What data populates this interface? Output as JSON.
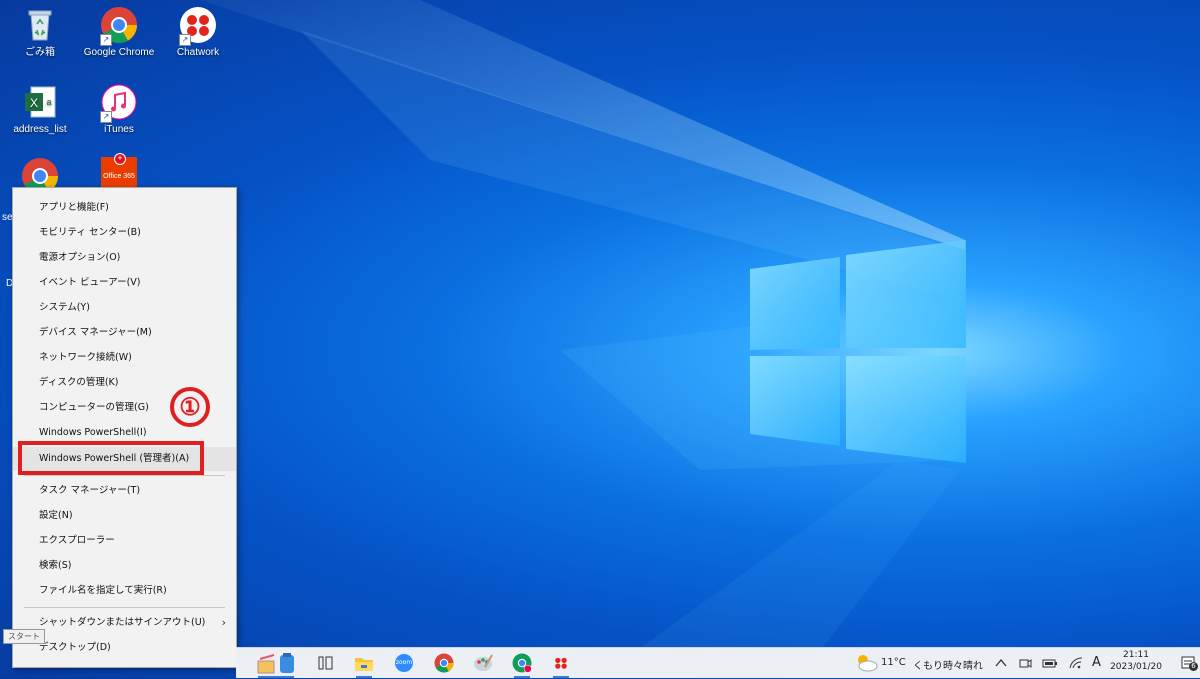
{
  "desktop": {
    "icons": [
      {
        "label": "ごみ箱"
      },
      {
        "label": "Google Chrome"
      },
      {
        "label": "Chatwork"
      },
      {
        "label": "address_list"
      },
      {
        "label": "iTunes"
      },
      {
        "label": ""
      },
      {
        "label": "Office 365"
      }
    ],
    "partial_labels": [
      "se",
      "D"
    ]
  },
  "context_menu": {
    "items": [
      {
        "label": "アプリと機能(F)"
      },
      {
        "label": "モビリティ センター(B)"
      },
      {
        "label": "電源オプション(O)"
      },
      {
        "label": "イベント ビューアー(V)"
      },
      {
        "label": "システム(Y)"
      },
      {
        "label": "デバイス マネージャー(M)"
      },
      {
        "label": "ネットワーク接続(W)"
      },
      {
        "label": "ディスクの管理(K)"
      },
      {
        "label": "コンピューターの管理(G)"
      },
      {
        "label": "Windows PowerShell(I)"
      },
      {
        "label": "Windows PowerShell (管理者)(A)"
      },
      {
        "label": "タスク マネージャー(T)"
      },
      {
        "label": "設定(N)"
      },
      {
        "label": "エクスプローラー"
      },
      {
        "label": "検索(S)"
      },
      {
        "label": "ファイル名を指定して実行(R)"
      },
      {
        "label": "シャットダウンまたはサインアウト(U)"
      },
      {
        "label": "デスクトップ(D)"
      }
    ],
    "submenu_arrow": "›",
    "highlighted_item": "Windows PowerShell (管理者)(A)"
  },
  "annotation": {
    "step_marker": "①",
    "color": "#e02020"
  },
  "start_tooltip": "スタート",
  "taskbar": {
    "icons": [
      "notepad-books-icon",
      "task-view-icon",
      "file-explorer-icon",
      "zoom-icon",
      "chrome-icon",
      "paint-icon",
      "chrome-profile-icon",
      "chatwork-icon"
    ],
    "zoom_label": "zoom",
    "weather": {
      "temp": "11°C",
      "condition": "くもり時々晴れ"
    },
    "ime": "A",
    "clock": {
      "time": "21:11",
      "date": "2023/01/20"
    },
    "notification_count": "6"
  },
  "colors": {
    "accent": "#3a7bd5",
    "highlight": "#e02020",
    "menu_bg": "#f2f2f2"
  }
}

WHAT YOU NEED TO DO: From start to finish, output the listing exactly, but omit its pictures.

RESULT FOR THIS EXERCISE:
What data populates this interface? Output as JSON.
{
  "desktop": {
    "icons": [
      {
        "label": "ごみ箱"
      },
      {
        "label": "Google Chrome"
      },
      {
        "label": "Chatwork"
      },
      {
        "label": "address_list"
      },
      {
        "label": "iTunes"
      },
      {
        "label": ""
      },
      {
        "label": "Office 365"
      }
    ],
    "partial_labels": [
      "se",
      "D"
    ]
  },
  "context_menu": {
    "items": [
      {
        "label": "アプリと機能(F)"
      },
      {
        "label": "モビリティ センター(B)"
      },
      {
        "label": "電源オプション(O)"
      },
      {
        "label": "イベント ビューアー(V)"
      },
      {
        "label": "システム(Y)"
      },
      {
        "label": "デバイス マネージャー(M)"
      },
      {
        "label": "ネットワーク接続(W)"
      },
      {
        "label": "ディスクの管理(K)"
      },
      {
        "label": "コンピューターの管理(G)"
      },
      {
        "label": "Windows PowerShell(I)"
      },
      {
        "label": "Windows PowerShell (管理者)(A)"
      },
      {
        "label": "タスク マネージャー(T)"
      },
      {
        "label": "設定(N)"
      },
      {
        "label": "エクスプローラー"
      },
      {
        "label": "検索(S)"
      },
      {
        "label": "ファイル名を指定して実行(R)"
      },
      {
        "label": "シャットダウンまたはサインアウト(U)"
      },
      {
        "label": "デスクトップ(D)"
      }
    ],
    "submenu_arrow": "›",
    "highlighted_item": "Windows PowerShell (管理者)(A)"
  },
  "annotation": {
    "step_marker": "①",
    "color": "#e02020"
  },
  "start_tooltip": "スタート",
  "taskbar": {
    "icons": [
      "notepad-books-icon",
      "task-view-icon",
      "file-explorer-icon",
      "zoom-icon",
      "chrome-icon",
      "paint-icon",
      "chrome-profile-icon",
      "chatwork-icon"
    ],
    "zoom_label": "zoom",
    "weather": {
      "temp": "11°C",
      "condition": "くもり時々晴れ"
    },
    "ime": "A",
    "clock": {
      "time": "21:11",
      "date": "2023/01/20"
    },
    "notification_count": "6"
  },
  "colors": {
    "accent": "#3a7bd5",
    "highlight": "#e02020",
    "menu_bg": "#f2f2f2"
  }
}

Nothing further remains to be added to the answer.